Last updateTue, 24 Feb 2015 5pm

Thomson Snell & Passmore

Thomson Snell & Passmore

Martin Terrell and Louise Mathias-Williams set out the lessons from the Public Guardian’s recent decision over severance applications

Practitioners involved with the ever-increasing demand for lasting powers of attorney (LPAs) may struggle to find judicial guidance on the finer points of drafting and practice. Details of cases are often hidden away in footnotes of textbooks or in obscure corners of the government website. It is therefore quite an event when 17 applications made by the Public Guardian have been dealt with in a single case, heard by District Judge Eldergill in April 2017. His impressive judgment was reported on 19 June 2017 in the case of The Public Guardian’s Severance Applications [2017].

Joanna Pratt and Kirstie Law consider procedure and case law on defended divorce and whether reform is long overdue

Family lawyers will be familiar with providing reassurance to their clients about the rarity of defended divorces. Most follow the good practice of sending a draft of the proposed divorce petition to the respondent in advance of issuing so that any particular objections can be dealt with, and the petition amended if appropriate. In a behaviour petition it is also good practice to limit the particulars to four/five brief sentences, taking care to make them as anodyne as possible, without being so anodyne that the petition will be rejected entirely. The latter is subjective with some district judges arguably having a more blasé attitude than others.

Kirstie Law outlines the background in Prest v Prest and the issues before the recent appeal in the Supreme Court

Family lawyers are awaiting with interest the decision of the Supreme Court in Prest v Prest, following the hearing on the 5 and 6 March – made all the more interesting by the live televising of the hearing. This article summarises the earlier decisions in Prest [2011] and [2012], the relevant case law and the wife’s submissions to the Supreme Court.

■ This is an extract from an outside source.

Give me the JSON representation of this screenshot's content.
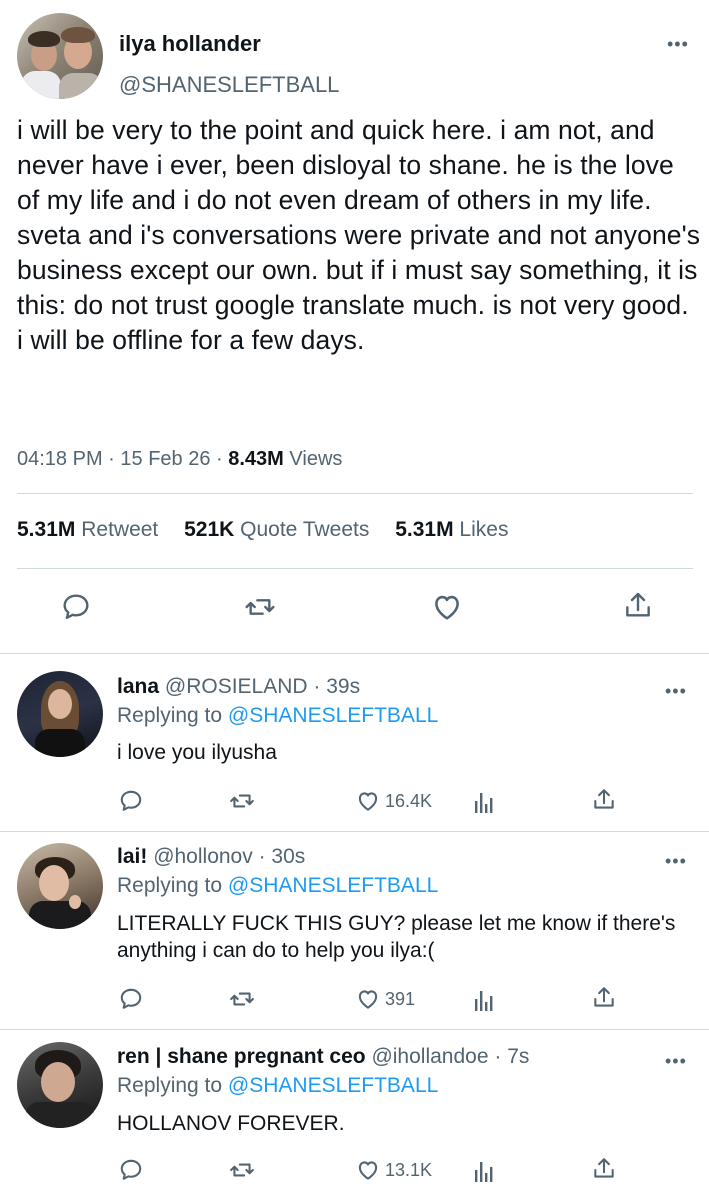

Helen Waite and Victoria Ward outline issues of jurisdiction and options when dealing with a divorce with an international element

Increasing employment opportunities abroad are attracting married couples to leave England and Wales, and establish new roots overseas. The courts of England and Wales have a reputation for protecting the financially weaker party in a divorce: since White v White [2000] the courts have not discriminated between financial and non-financial contributions to the marriage. Some may assume that when relocating abroad, the laws of England and Wales will remain applicable but financial proceedings may only be dealt with in this jurisdiction if the requirements of the EU Council Regulation on Jurisdiction and the Recognition of Enforcement of Judgements in Matrimonial Matters of Parental Responsibility (EC No 2201/2003) (Brussells II Bis) are met.

Barbara Wright and Rosalind Bennett discuss the potential pitfalls of domestic violence protection orders

The government has announced plans, via the Crime and Security Act 2010, to pilot a scheme to give the police powers to remove alleged abusers from home in order to protect their victim in the immediate aftermath of an incident. The pilot will begin this summer in the police force areas of Greater Manchester, Wiltshire and West Mercia.